(WHAT THIS TASK INVOLVES)
Work out how many lines in the data that follows contain "icon". Write nothing but the number.

= = = = =

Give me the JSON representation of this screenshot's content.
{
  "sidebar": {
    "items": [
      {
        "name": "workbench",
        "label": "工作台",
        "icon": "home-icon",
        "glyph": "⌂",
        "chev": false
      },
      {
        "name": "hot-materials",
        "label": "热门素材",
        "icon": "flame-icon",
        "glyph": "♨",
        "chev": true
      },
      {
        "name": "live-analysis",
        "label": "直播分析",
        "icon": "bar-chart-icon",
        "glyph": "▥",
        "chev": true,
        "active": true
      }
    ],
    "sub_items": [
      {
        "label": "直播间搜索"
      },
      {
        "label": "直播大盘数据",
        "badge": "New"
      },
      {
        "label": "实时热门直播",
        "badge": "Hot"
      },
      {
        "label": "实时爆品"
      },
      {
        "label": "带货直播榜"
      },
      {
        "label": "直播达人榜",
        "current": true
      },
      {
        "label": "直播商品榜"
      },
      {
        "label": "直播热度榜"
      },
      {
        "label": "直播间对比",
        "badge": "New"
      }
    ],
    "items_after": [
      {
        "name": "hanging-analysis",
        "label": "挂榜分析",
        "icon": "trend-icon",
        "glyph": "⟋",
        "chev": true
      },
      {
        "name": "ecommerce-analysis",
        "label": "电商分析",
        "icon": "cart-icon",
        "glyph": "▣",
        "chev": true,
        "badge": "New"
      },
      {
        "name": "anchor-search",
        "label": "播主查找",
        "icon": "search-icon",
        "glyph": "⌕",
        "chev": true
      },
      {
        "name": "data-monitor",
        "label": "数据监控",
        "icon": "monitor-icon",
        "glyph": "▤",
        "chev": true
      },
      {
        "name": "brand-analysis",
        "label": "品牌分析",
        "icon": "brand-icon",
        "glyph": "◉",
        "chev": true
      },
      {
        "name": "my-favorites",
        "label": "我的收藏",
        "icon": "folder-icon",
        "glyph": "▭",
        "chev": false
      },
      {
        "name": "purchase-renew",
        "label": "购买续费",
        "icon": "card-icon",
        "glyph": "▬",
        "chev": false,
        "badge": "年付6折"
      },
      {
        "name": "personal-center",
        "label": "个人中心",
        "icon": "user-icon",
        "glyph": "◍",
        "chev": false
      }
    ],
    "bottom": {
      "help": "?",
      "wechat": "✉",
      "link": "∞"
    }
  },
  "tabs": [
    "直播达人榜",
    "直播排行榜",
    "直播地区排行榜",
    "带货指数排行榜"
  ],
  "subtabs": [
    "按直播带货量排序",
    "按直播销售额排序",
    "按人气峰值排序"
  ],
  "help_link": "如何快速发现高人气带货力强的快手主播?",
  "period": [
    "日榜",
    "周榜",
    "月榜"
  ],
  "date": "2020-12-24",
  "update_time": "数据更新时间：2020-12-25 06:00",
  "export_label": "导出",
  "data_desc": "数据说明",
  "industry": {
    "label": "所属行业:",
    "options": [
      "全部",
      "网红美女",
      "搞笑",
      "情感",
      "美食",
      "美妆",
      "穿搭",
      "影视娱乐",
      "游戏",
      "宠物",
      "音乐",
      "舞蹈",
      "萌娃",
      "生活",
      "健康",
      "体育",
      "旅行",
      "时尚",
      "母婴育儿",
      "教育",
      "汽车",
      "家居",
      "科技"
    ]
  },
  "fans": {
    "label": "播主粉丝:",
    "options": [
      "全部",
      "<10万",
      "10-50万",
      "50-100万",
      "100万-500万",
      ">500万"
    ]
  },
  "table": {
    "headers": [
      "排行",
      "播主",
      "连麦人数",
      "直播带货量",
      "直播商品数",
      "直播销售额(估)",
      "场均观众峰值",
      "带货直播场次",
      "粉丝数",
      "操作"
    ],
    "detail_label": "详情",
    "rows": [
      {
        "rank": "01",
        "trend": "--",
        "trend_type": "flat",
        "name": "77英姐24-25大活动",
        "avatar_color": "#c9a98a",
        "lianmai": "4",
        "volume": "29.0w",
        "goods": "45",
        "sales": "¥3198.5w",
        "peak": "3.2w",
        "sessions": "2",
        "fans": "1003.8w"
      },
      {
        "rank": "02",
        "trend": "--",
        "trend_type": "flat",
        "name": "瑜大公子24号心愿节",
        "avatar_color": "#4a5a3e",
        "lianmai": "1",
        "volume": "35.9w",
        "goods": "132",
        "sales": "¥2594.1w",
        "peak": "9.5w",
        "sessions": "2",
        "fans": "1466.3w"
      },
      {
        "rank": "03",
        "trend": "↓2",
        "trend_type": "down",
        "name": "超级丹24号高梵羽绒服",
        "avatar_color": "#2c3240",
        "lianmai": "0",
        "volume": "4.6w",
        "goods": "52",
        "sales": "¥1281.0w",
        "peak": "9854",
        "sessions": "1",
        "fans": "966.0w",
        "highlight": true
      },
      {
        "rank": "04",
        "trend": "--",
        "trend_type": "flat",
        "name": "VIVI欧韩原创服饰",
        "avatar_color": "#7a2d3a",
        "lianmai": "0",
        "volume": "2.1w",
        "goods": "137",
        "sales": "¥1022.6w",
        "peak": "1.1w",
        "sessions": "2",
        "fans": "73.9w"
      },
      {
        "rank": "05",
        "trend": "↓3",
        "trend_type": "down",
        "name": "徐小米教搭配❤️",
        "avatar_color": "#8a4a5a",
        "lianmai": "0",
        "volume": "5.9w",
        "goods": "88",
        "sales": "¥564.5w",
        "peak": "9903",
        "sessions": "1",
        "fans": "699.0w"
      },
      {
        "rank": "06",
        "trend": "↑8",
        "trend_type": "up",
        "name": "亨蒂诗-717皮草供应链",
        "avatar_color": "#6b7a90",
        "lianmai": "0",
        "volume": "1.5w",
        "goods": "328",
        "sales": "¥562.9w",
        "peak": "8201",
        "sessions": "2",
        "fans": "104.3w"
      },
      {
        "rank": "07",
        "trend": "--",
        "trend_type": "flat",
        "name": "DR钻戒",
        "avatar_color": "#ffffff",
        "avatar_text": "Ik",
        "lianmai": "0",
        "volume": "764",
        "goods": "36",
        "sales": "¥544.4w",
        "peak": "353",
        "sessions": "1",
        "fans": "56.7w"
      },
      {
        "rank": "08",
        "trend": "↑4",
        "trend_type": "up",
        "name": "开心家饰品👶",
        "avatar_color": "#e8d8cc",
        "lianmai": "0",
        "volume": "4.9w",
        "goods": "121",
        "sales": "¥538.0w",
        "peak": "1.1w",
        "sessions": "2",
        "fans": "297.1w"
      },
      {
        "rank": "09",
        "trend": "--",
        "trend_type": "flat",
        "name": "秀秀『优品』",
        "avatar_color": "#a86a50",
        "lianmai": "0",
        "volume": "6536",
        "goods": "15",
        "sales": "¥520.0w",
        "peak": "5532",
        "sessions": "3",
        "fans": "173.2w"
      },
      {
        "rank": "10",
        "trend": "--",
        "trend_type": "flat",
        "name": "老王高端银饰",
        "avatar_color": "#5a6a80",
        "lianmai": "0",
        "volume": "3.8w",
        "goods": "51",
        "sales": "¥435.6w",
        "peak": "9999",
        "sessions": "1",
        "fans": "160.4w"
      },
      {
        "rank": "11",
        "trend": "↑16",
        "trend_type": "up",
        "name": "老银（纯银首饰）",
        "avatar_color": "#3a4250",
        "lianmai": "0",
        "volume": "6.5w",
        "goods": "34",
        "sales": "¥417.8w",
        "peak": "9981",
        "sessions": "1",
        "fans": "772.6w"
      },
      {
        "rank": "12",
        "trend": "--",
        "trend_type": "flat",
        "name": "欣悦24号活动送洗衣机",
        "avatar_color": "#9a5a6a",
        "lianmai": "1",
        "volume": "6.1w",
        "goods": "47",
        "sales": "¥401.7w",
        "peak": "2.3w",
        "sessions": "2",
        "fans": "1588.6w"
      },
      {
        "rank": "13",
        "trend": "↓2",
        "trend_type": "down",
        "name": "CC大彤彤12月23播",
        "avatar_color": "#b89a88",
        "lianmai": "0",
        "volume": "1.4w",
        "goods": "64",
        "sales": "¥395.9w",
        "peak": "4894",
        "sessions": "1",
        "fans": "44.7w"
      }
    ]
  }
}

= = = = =

(SOLUTION TO THIS PROBLEM)
11